Skip to main content

Dardel Cloud

Dirk Pleiter, PDC

In the past, the primary role of high-performance computing (HPC) centres has been to operate and provide access to one or more supercomputers. However, as the complexity and capabilities of HPC systems increase, and as our utilisation of them becomes more demanding, the role of HPC centres is changing to adapt to these ongoing developments. In the future, these centres will transform into service providers where the services they provide are based on different types of underlying computing and storage resources, rather than a single supercomputer. While the resources on offer will continue to include HPC systems, adding on-premise instances of private clouds will become the default. (For anyone unfamiliar with the terminology, a “private cloud” refers to a set of computational and data storage resources that are based on the same technologies as those used by big public cloud providers, such as Amazon Web Services (AWS). AWS provides on-demand computing processing capacity, data storage and software on a pay-as-you-go basis to companies, government organisations and individuals through a global network of “farms”, each containing many computers. In contrast, a private cloud uses a different business model, and the infrastructure is located on the premises of the organisation that runs the cloud.)

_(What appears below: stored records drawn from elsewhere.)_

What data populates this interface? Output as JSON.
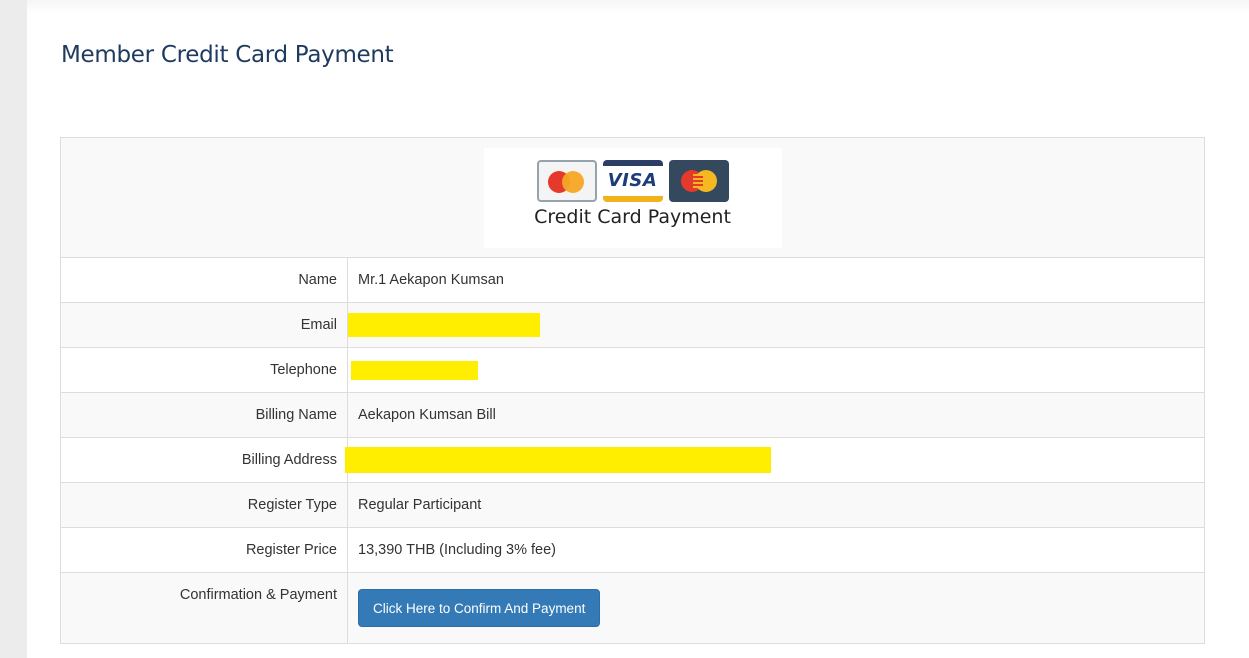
{
  "page": {
    "title": "Member Credit Card Payment"
  },
  "header": {
    "logo_caption": "Credit Card Payment",
    "visa_text": "VISA",
    "card_icons": [
      "mastercard-icon",
      "visa-icon",
      "maestro-icon"
    ]
  },
  "rows": [
    {
      "label": "Name",
      "value": "Mr.1 Aekapon Kumsan"
    },
    {
      "label": "Email",
      "value": ""
    },
    {
      "label": "Telephone",
      "value": ""
    },
    {
      "label": "Billing Name",
      "value": "Aekapon Kumsan Bill"
    },
    {
      "label": "Billing Address",
      "value": ""
    },
    {
      "label": "Register Type",
      "value": "Regular Participant"
    },
    {
      "label": "Register Price",
      "value": "13,390 THB (Including 3% fee)"
    },
    {
      "label": "Confirmation & Payment"
    }
  ],
  "confirm_button": {
    "label": "Click Here to Confirm And Payment"
  },
  "colors": {
    "title": "#1f3a5f",
    "button": "#337ab7",
    "redaction": "#ffee00"
  }
}
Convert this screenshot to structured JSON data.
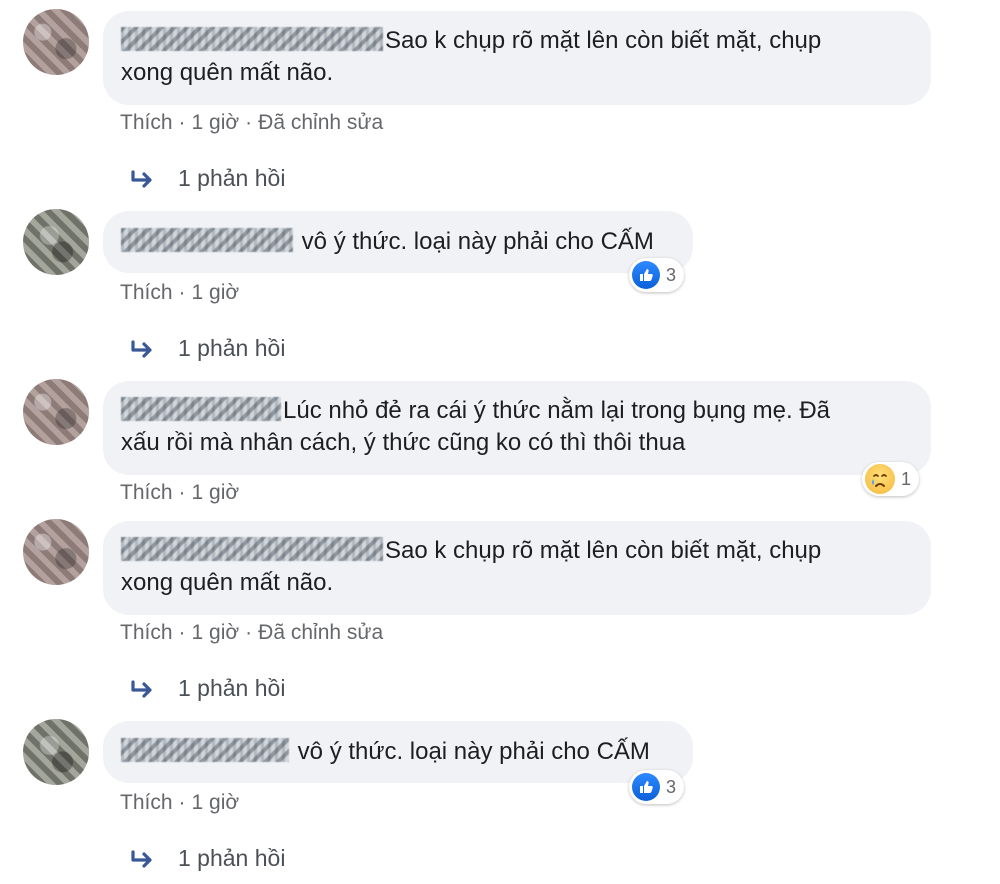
{
  "comments": [
    {
      "text": "Sao k chụp rõ mặt lên còn biết mặt, chụp xong quên mất não.",
      "line1": "Sao k chụp rõ mặt lên còn biết mặt, chụp",
      "line2": "xong quên mất não.",
      "like_label": "Thích",
      "time": "1 giờ",
      "edited": "Đã chỉnh sửa",
      "replies": "1 phản hồi"
    },
    {
      "text": "vô ý thức. loại này phải cho CẤM",
      "like_label": "Thích",
      "time": "1 giờ",
      "reaction": {
        "icon": "like-icon",
        "count": "3"
      },
      "replies": "1 phản hồi"
    },
    {
      "text": "Lúc nhỏ đẻ ra cái ý thức nằm lại trong bụng mẹ. Đã xấu rồi mà nhân cách, ý thức cũng ko có thì thôi thua",
      "line1": "Lúc nhỏ đẻ ra cái ý thức nằm lại trong bụng mẹ. Đã",
      "line2": "xấu rồi mà nhân cách, ý thức cũng ko có thì thôi thua",
      "like_label": "Thích",
      "time": "1 giờ",
      "reaction": {
        "icon": "sad-icon",
        "count": "1"
      }
    },
    {
      "text": "Sao k chụp rõ mặt lên còn biết mặt, chụp xong quên mất não.",
      "line1": "Sao k chụp rõ mặt lên còn biết mặt, chụp",
      "line2": "xong quên mất não.",
      "like_label": "Thích",
      "time": "1 giờ",
      "edited": "Đã chỉnh sửa",
      "replies": "1 phản hồi"
    },
    {
      "text": "vô ý thức. loại này phải cho CẤM",
      "like_label": "Thích",
      "time": "1 giờ",
      "reaction": {
        "icon": "like-icon",
        "count": "3"
      },
      "replies": "1 phản hồi"
    }
  ],
  "separator": "·",
  "colors": {
    "bubble": "#f0f2f5",
    "meta": "#65676b",
    "like_blue": "#1877f2"
  }
}
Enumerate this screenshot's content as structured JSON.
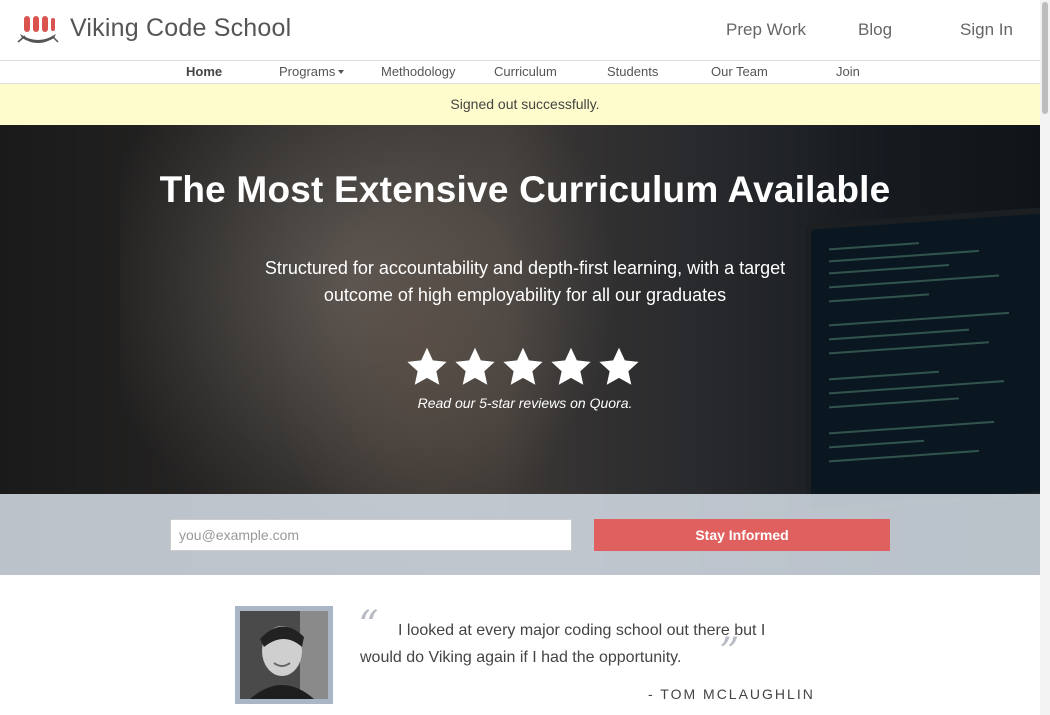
{
  "header": {
    "brand": "Viking Code School",
    "links": [
      "Prep Work",
      "Blog",
      "Sign In"
    ]
  },
  "subnav": {
    "items": [
      "Home",
      "Programs",
      "Methodology",
      "Curriculum",
      "Students",
      "Our Team",
      "Join"
    ],
    "active": "Home"
  },
  "alert": {
    "text": "Signed out successfully."
  },
  "hero": {
    "title": "The Most Extensive Curriculum Available",
    "subtitle": "Structured for accountability and depth-first learning, with a target outcome of high employability for all our graduates",
    "rating": 5,
    "review_text": "Read our 5-star reviews on Quora."
  },
  "signup": {
    "email_placeholder": "you@example.com",
    "button_label": "Stay Informed"
  },
  "testimonial": {
    "quote": "I looked at every major coding school out there but I would do Viking again if I had the opportunity.",
    "author": "- TOM MCLAUGHLIN"
  },
  "colors": {
    "accent": "#e06060",
    "alert_bg": "#fefbcd",
    "logo_red": "#d9534f"
  }
}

With these architectural changes on the way, HPC centres are responding to changing user needs, as well as those of researchers in emerging new science and engineering domains who need HPC resources for their research. One trend to highlight encompasses the efforts of HPC centres towards establishing domain-specific platform services. An example of this is the brain research community which is establishing a pan-European research infrastructure called EBRAINS. The services offered by this platform need to be deployed in a flexible environment, which is also stable. This is best realised through the use of virtual servers. Amongst other things, EBRAINS will allow end users to run HPC workflows through open portal services. Another trend is the emergence of workflows that extend beyond a single HPC centre. Cloud instances allow the deployment of domain-specific services that effectively extend a data centre and make it possible, for example, to connect HPC model simulations or data processing to external data sources.

PDC is in the process of deploying such a private cloud instance, which will be known as the Dardel Cloud. It will feature more than a thousand physical CPU cores that can be offered to users as an even larger number of virtual CPUs. This not only adds a significant amount of compute capability, but also enables researchers and other services providers to deploy their services in a robust environment. These could range from Jupyter Notebook services for training to database services through to data analytics workflow services.

Another part of the Dardel Cloud system will be a large-scale storage system based on a technology called Ceph. It comes with interfaces that are widely used by the big public cloud providers and are designed for supporting the sharing of data, unlike the technology used for Dardel's parallel file system, Klemming. One reason to use the Ceph technology is that it supports authentication mechanisms which make it easy to integrate with providers of virtual identities, and therefore it is possible to avoid having to create local accounts for new users. For example, SUNET (the Swedish University Computer Network which provides high-speed internet access to academic institutions in Sweden) offers a service known as SWAMID where any Swedish researcher can obtain such a virtual identity. While the Klemming-based storage for Dardel is optimised for performance, the Ceph storage will be optimised for capacity that can be easily extended. PDC is thus laying the foundations for coping with the increasing demands for flexible data management as well as storage capacity.

Any researchers who are interested in obtaining early access to the Ceph system are warmly encouraged to contact PDC. Information about contacting PDC can be found at .